Excerpts from a dataset:
________________

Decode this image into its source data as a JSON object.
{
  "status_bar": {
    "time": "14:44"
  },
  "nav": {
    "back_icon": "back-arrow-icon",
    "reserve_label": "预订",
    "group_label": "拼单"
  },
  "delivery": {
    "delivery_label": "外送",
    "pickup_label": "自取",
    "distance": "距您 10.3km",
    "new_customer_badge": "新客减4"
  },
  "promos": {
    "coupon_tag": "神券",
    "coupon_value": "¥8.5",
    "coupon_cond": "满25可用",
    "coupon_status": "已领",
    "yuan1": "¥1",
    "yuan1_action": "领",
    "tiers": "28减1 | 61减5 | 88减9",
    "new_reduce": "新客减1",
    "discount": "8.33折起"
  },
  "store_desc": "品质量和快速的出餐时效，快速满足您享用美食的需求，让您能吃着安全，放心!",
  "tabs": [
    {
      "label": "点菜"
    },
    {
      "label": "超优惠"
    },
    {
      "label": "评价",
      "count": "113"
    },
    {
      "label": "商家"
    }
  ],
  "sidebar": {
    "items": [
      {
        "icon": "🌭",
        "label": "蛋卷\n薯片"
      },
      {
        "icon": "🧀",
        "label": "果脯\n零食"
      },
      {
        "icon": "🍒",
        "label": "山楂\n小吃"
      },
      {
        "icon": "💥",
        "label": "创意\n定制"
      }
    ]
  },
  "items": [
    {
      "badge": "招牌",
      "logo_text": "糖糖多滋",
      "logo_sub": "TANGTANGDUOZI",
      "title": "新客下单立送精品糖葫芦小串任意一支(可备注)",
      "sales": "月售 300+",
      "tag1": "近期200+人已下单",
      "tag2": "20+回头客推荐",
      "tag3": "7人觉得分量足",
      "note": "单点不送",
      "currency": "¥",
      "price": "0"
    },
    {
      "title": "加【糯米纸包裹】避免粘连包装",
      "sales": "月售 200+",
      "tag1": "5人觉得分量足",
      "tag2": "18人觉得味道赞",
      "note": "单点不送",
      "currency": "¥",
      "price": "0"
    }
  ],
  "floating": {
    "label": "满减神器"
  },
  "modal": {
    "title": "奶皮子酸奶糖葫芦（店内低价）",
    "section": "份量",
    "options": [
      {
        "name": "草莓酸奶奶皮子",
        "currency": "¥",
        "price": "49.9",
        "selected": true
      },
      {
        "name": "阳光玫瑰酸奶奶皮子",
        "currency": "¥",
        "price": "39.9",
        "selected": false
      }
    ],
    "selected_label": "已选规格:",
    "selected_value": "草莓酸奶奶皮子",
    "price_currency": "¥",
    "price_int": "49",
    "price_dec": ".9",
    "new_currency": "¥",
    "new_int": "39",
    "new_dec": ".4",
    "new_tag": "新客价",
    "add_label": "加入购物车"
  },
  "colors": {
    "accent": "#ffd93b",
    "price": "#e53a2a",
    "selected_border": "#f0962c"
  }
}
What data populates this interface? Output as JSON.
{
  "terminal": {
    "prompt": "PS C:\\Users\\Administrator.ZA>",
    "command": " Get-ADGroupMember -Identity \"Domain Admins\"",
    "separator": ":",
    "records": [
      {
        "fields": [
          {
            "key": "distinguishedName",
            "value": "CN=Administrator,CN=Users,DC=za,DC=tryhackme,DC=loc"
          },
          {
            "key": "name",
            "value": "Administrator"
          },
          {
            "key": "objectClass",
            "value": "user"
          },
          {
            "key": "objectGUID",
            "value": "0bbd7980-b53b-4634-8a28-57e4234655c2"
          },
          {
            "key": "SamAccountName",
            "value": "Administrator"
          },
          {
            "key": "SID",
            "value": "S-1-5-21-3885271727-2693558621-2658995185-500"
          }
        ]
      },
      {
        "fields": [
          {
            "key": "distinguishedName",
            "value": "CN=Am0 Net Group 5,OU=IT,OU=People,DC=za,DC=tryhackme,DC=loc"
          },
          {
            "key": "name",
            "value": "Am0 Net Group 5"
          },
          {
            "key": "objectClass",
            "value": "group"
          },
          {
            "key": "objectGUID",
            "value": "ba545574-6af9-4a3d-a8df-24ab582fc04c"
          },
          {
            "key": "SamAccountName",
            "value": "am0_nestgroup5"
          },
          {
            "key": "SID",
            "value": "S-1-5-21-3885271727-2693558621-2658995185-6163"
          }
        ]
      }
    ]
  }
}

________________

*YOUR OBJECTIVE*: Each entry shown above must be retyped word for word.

*OUTPUT BELOW*:
Decode this image into its source data as a JSON object.
{
  "status_bar": {
    "time": "14:44"
  },
  "nav": {
    "back_icon": "back-arrow-icon",
    "reserve_label": "预订",
    "group_label": "拼单"
  },
  "delivery": {
    "delivery_label": "外送",
    "pickup_label": "自取",
    "distance": "距您 10.3km",
    "new_customer_badge": "新客减4"
  },
  "promos": {
    "coupon_tag": "神券",
    "coupon_value": "¥8.5",
    "coupon_cond": "满25可用",
    "coupon_status": "已领",
    "yuan1": "¥1",
    "yuan1_action": "领",
    "tiers": "28减1 | 61减5 | 88减9",
    "new_reduce": "新客减1",
    "discount": "8.33折起"
  },
  "store_desc": "品质量和快速的出餐时效，快速满足您享用美食的需求，让您能吃着安全，放心!",
  "tabs": [
    {
      "label": "点菜"
    },
    {
      "label": "超优惠"
    },
    {
      "label": "评价",
      "count": "113"
    },
    {
      "label": "商家"
    }
  ],
  "sidebar": {
    "items": [
      {
        "icon": "🌭",
        "label": "蛋卷\n薯片"
      },
      {
        "icon": "🧀",
        "label": "果脯\n零食"
      },
      {
        "icon": "🍒",
        "label": "山楂\n小吃"
      },
      {
        "icon": "💥",
        "label": "创意\n定制"
      }
    ]
  },
  "items": [
    {
      "badge": "招牌",
      "logo_text": "糖糖多滋",
      "logo_sub": "TANGTANGDUOZI",
      "title": "新客下单立送精品糖葫芦小串任意一支(可备注)",
      "sales": "月售 300+",
      "tag1": "近期200+人已下单",
      "tag2": "20+回头客推荐",
      "tag3": "7人觉得分量足",
      "note": "单点不送",
      "currency": "¥",
      "price": "0"
    },
    {
      "title": "加【糯米纸包裹】避免粘连包装",
      "sales": "月售 200+",
      "tag1": "5人觉得分量足",
      "tag2": "18人觉得味道赞",
      "note": "单点不送",
      "currency": "¥",
      "price": "0"
    }
  ],
  "floating": {
    "label": "满减神器"
  },
  "modal": {
    "title": "奶皮子酸奶糖葫芦（店内低价）",
    "section": "份量",
    "options": [
      {
        "name": "草莓酸奶奶皮子",
        "currency": "¥",
        "price": "49.9",
        "selected": true
      },
      {
        "name": "阳光玫瑰酸奶奶皮子",
        "currency": "¥",
        "price": "39.9",
        "selected": false
      }
    ],
    "selected_label": "已选规格:",
    "selected_value": "草莓酸奶奶皮子",
    "price_currency": "¥",
    "price_int": "49",
    "price_dec": ".9",
    "new_currency": "¥",
    "new_int": "39",
    "new_dec": ".4",
    "new_tag": "新客价",
    "add_label": "加入购物车"
  },
  "colors": {
    "accent": "#ffd93b",
    "price": "#e53a2a",
    "selected_border": "#f0962c"
  }
}
What data populates this interface? Output as JSON.
{
  "terminal": {
    "prompt": "PS C:\\Users\\Administrator.ZA>",
    "command": " Get-ADGroupMember -Identity \"Domain Admins\"",
    "separator": ":",
    "records": [
      {
        "fields": [
          {
            "key": "distinguishedName",
            "value": "CN=Administrator,CN=Users,DC=za,DC=tryhackme,DC=loc"
          },
          {
            "key": "name",
            "value": "Administrator"
          },
          {
            "key": "objectClass",
            "value": "user"
          },
          {
            "key": "objectGUID",
            "value": "0bbd7980-b53b-4634-8a28-57e4234655c2"
          },
          {
            "key": "SamAccountName",
            "value": "Administrator"
          },
          {
            "key": "SID",
            "value": "S-1-5-21-3885271727-2693558621-2658995185-500"
          }
        ]
      },
      {
        "fields": [
          {
            "key": "distinguishedName",
            "value": "CN=Am0 Net Group 5,OU=IT,OU=People,DC=za,DC=tryhackme,DC=loc"
          },
          {
            "key": "name",
            "value": "Am0 Net Group 5"
          },
          {
            "key": "objectClass",
            "value": "group"
          },
          {
            "key": "objectGUID",
            "value": "ba545574-6af9-4a3d-a8df-24ab582fc04c"
          },
          {
            "key": "SamAccountName",
            "value": "am0_nestgroup5"
          },
          {
            "key": "SID",
            "value": "S-1-5-21-3885271727-2693558621-2658995185-6163"
          }
        ]
      }
    ]
  }
}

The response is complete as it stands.